What to consider before starting your English course
09 November, 2017 Education Erin O'Neill
English is the third most spoken language in the world as well as the default language for business, so choosing to learn it is a great idea.
However, before you decide on which course to take, there are some things you should consider to make sure you’re making the best choice.
ONLINE OR ON-CAMPUS?
There are now lots of different apps and websites which offer help with language learning, often for free. Unfortunately, the reason that these services are free is usually because you are expected to motivate and learn by yourself – without a teacher to guide you.
For those who have a casual interest in learning another language, this could be enough; but if you need to use English every day (especially for work) then you will need extra help to become fully fluent.
Some online courses use tools like Skype and webinars to put you in touch with teachers who are native English speakers. This will help you practise your speaking skills, but you may find it difficult to get the face-to-face support you need.
If you need to learn English from scratch, an on-campus course is the best choice: having a teacher who can explain in-person and answer your questions is important for your learning.
GROUP LEARNING OR INDIVIDUAL TUITION?

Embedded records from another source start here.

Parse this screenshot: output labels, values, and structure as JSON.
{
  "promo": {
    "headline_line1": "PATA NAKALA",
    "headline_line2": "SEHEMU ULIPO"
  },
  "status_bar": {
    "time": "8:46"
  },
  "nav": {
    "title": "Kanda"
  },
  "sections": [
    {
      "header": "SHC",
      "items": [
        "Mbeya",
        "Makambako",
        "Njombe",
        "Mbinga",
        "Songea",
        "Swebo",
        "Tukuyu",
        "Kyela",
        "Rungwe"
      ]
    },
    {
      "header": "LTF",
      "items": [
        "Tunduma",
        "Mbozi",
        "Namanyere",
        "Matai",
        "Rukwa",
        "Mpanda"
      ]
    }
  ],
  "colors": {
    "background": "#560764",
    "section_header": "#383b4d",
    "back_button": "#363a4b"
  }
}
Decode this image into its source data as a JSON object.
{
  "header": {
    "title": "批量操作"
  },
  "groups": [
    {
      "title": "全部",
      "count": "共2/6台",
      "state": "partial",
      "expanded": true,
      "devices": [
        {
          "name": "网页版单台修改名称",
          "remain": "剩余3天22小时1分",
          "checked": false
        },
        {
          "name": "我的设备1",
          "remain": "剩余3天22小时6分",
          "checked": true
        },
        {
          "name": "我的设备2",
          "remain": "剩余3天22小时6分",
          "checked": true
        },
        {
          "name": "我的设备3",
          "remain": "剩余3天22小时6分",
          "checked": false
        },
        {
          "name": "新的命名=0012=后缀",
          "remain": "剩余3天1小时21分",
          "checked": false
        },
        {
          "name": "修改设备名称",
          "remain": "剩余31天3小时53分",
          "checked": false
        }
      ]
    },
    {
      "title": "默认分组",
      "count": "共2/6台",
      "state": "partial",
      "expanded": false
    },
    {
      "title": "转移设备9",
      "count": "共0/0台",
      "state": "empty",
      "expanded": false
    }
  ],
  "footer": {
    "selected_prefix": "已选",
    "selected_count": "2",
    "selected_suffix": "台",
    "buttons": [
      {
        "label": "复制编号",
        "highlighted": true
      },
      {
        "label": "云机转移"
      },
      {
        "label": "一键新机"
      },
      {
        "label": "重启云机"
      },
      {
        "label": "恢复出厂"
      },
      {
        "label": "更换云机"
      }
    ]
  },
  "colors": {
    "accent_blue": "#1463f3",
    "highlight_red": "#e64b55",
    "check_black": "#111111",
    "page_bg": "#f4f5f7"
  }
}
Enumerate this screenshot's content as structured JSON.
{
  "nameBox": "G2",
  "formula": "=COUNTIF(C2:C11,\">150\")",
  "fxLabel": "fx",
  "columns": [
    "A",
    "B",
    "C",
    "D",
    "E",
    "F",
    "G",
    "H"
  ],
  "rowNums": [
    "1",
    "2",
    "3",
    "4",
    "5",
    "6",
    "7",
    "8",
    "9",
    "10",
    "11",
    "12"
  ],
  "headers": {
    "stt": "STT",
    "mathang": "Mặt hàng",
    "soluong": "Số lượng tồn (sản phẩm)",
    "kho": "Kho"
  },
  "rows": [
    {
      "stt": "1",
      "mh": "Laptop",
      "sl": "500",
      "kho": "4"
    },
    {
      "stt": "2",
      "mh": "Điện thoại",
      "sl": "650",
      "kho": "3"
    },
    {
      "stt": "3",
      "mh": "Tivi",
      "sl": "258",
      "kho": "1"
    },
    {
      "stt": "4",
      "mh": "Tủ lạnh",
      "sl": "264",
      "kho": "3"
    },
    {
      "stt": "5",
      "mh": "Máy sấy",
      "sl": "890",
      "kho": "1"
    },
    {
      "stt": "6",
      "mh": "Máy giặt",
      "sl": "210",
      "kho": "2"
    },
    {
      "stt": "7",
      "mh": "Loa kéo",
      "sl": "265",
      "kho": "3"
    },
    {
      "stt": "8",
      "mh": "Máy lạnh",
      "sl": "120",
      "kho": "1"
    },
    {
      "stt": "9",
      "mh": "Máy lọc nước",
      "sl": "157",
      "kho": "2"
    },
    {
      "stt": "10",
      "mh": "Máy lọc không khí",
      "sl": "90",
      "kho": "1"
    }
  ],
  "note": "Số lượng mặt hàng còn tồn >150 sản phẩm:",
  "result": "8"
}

Think about how you learn best: do you benefit more from personal attention, or do you prefer to interact with others and share your ideas with multiple people?
Choosing a one-to-one class is usually more expensive, but you are likely to learn faster as you will have the teacher’s undivided attention and they will be able to focus on your specific strengths and weaknesses.
On the other hand, learning in a group could give you a lot more speaking practise, as well as meeting other people who will be encountering the same problems and offering their advice on how to overcome them.
EVERYDAY ENGLISH OR EXAM PRACTICE?
If you want to learn English so that you can work and/or live in an English-speaking country, you will need to demonstrate your proficiency with a certificate. Some courses are tailored specifically to help you pass these exams – such as the TOEFL exam – so these are a good choice if you need English for work.
However, if you simply need a fluent conversational level of English, a course which focuses on general listening, speaking, reading, and writing will be more suitable for you.
Remember – always think carefully about what your goals are before making a decision on a language course!